BEGIN

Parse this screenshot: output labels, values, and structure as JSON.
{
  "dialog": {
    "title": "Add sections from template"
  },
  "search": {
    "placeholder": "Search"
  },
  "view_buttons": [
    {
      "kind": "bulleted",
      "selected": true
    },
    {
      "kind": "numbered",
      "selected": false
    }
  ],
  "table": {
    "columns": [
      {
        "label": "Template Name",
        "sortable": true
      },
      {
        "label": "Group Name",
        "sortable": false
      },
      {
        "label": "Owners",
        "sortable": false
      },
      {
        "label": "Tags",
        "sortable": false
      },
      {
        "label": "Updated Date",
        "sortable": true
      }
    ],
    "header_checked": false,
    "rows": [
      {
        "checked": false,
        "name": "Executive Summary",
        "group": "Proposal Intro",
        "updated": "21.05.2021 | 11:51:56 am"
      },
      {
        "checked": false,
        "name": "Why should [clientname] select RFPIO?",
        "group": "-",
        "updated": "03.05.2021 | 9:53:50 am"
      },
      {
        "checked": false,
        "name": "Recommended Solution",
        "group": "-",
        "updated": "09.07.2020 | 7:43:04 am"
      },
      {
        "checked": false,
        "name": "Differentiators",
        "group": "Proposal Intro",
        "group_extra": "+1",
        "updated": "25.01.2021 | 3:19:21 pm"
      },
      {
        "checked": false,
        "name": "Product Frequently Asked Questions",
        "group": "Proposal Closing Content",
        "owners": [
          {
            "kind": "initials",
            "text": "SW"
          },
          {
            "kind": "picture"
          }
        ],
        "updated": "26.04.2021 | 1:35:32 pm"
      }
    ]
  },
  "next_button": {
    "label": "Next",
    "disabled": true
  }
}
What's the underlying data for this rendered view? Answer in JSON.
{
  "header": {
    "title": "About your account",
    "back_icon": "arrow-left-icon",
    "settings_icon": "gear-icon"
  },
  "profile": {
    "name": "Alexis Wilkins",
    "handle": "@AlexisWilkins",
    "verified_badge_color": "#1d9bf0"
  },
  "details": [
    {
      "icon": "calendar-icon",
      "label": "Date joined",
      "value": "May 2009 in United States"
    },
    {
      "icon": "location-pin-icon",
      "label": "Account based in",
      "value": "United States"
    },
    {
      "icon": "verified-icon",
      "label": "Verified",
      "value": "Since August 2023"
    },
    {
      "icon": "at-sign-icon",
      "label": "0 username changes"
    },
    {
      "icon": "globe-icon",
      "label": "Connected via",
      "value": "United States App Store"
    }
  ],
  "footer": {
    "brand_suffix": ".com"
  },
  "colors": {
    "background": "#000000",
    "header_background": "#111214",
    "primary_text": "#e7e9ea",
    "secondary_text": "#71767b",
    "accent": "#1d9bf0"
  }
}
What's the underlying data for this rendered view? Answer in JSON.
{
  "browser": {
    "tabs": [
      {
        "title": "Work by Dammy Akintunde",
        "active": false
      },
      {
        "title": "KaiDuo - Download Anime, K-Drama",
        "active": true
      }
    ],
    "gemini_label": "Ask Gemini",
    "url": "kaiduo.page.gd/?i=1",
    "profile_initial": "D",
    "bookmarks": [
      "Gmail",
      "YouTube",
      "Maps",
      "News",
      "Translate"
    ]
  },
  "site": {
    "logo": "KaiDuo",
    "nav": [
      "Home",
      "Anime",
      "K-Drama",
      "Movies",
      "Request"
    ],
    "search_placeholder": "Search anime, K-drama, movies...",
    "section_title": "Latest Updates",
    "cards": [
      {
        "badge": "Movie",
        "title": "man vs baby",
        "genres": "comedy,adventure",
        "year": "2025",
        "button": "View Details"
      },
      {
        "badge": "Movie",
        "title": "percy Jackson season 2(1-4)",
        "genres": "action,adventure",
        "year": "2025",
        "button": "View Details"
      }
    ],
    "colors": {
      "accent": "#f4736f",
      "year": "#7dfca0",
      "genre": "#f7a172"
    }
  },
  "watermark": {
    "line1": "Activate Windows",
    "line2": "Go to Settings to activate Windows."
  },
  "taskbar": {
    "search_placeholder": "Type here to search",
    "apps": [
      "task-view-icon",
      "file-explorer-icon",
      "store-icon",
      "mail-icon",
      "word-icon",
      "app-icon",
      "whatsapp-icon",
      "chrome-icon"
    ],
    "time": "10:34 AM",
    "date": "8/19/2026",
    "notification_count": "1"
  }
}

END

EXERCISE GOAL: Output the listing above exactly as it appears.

EXPECTED ANSWER:
Parse this screenshot: output labels, values, and structure as JSON.
{
  "dialog": {
    "title": "Add sections from template"
  },
  "search": {
    "placeholder": "Search"
  },
  "view_buttons": [
    {
      "kind": "bulleted",
      "selected": true
    },
    {
      "kind": "numbered",
      "selected": false
    }
  ],
  "table": {
    "columns": [
      {
        "label": "Template Name",
        "sortable": true
      },
      {
        "label": "Group Name",
        "sortable": false
      },
      {
        "label": "Owners",
        "sortable": false
      },
      {
        "label": "Tags",
        "sortable": false
      },
      {
        "label": "Updated Date",
        "sortable": true
      }
    ],
    "header_checked": false,
    "rows": [
      {
        "checked": false,
        "name": "Executive Summary",
        "group": "Proposal Intro",
        "updated": "21.05.2021 | 11:51:56 am"
      },
      {
        "checked": false,
        "name": "Why should [clientname] select RFPIO?",
        "group": "-",
        "updated": "03.05.2021 | 9:53:50 am"
      },
      {
        "checked": false,
        "name": "Recommended Solution",
        "group": "-",
        "updated": "09.07.2020 | 7:43:04 am"
      },
      {
        "checked": false,
        "name": "Differentiators",
        "group": "Proposal Intro",
        "group_extra": "+1",
        "updated": "25.01.2021 | 3:19:21 pm"
      },
      {
        "checked": false,
        "name": "Product Frequently Asked Questions",
        "group": "Proposal Closing Content",
        "owners": [
          {
            "kind": "initials",
            "text": "SW"
          },
          {
            "kind": "picture"
          }
        ],
        "updated": "26.04.2021 | 1:35:32 pm"
      }
    ]
  },
  "next_button": {
    "label": "Next",
    "disabled": true
  }
}
What's the underlying data for this rendered view? Answer in JSON.
{
  "header": {
    "title": "About your account",
    "back_icon": "arrow-left-icon",
    "settings_icon": "gear-icon"
  },
  "profile": {
    "name": "Alexis Wilkins",
    "handle": "@AlexisWilkins",
    "verified_badge_color": "#1d9bf0"
  },
  "details": [
    {
      "icon": "calendar-icon",
      "label": "Date joined",
      "value": "May 2009 in United States"
    },
    {
      "icon": "location-pin-icon",
      "label": "Account based in",
      "value": "United States"
    },
    {
      "icon": "verified-icon",
      "label": "Verified",
      "value": "Since August 2023"
    },
    {
      "icon": "at-sign-icon",
      "label": "0 username changes"
    },
    {
      "icon": "globe-icon",
      "label": "Connected via",
      "value": "United States App Store"
    }
  ],
  "footer": {
    "brand_suffix": ".com"
  },
  "colors": {
    "background": "#000000",
    "header_background": "#111214",
    "primary_text": "#e7e9ea",
    "secondary_text": "#71767b",
    "accent": "#1d9bf0"
  }
}
What's the underlying data for this rendered view? Answer in JSON.
{
  "browser": {
    "tabs": [
      {
        "title": "Work by Dammy Akintunde",
        "active": false
      },
      {
        "title": "KaiDuo - Download Anime, K-Drama",
        "active": true
      }
    ],
    "gemini_label": "Ask Gemini",
    "url": "kaiduo.page.gd/?i=1",
    "profile_initial": "D",
    "bookmarks": [
      "Gmail",
      "YouTube",
      "Maps",
      "News",
      "Translate"
    ]
  },
  "site": {
    "logo": "KaiDuo",
    "nav": [
      "Home",
      "Anime",
      "K-Drama",
      "Movies",
      "Request"
    ],
    "search_placeholder": "Search anime, K-drama, movies...",
    "section_title": "Latest Updates",
    "cards": [
      {
        "badge": "Movie",
        "title": "man vs baby",
        "genres": "comedy,adventure",
        "year": "2025",
        "button": "View Details"
      },
      {
        "badge": "Movie",
        "title": "percy Jackson season 2(1-4)",
        "genres": "action,adventure",
        "year": "2025",
        "button": "View Details"
      }
    ],
    "colors": {
      "accent": "#f4736f",
      "year": "#7dfca0",
      "genre": "#f7a172"
    }
  },
  "watermark": {
    "line1": "Activate Windows",
    "line2": "Go to Settings to activate Windows."
  },
  "taskbar": {
    "search_placeholder": "Type here to search",
    "apps": [
      "task-view-icon",
      "file-explorer-icon",
      "store-icon",
      "mail-icon",
      "word-icon",
      "app-icon",
      "whatsapp-icon",
      "chrome-icon"
    ],
    "time": "10:34 AM",
    "date": "8/19/2026",
    "notification_count": "1"
  }
}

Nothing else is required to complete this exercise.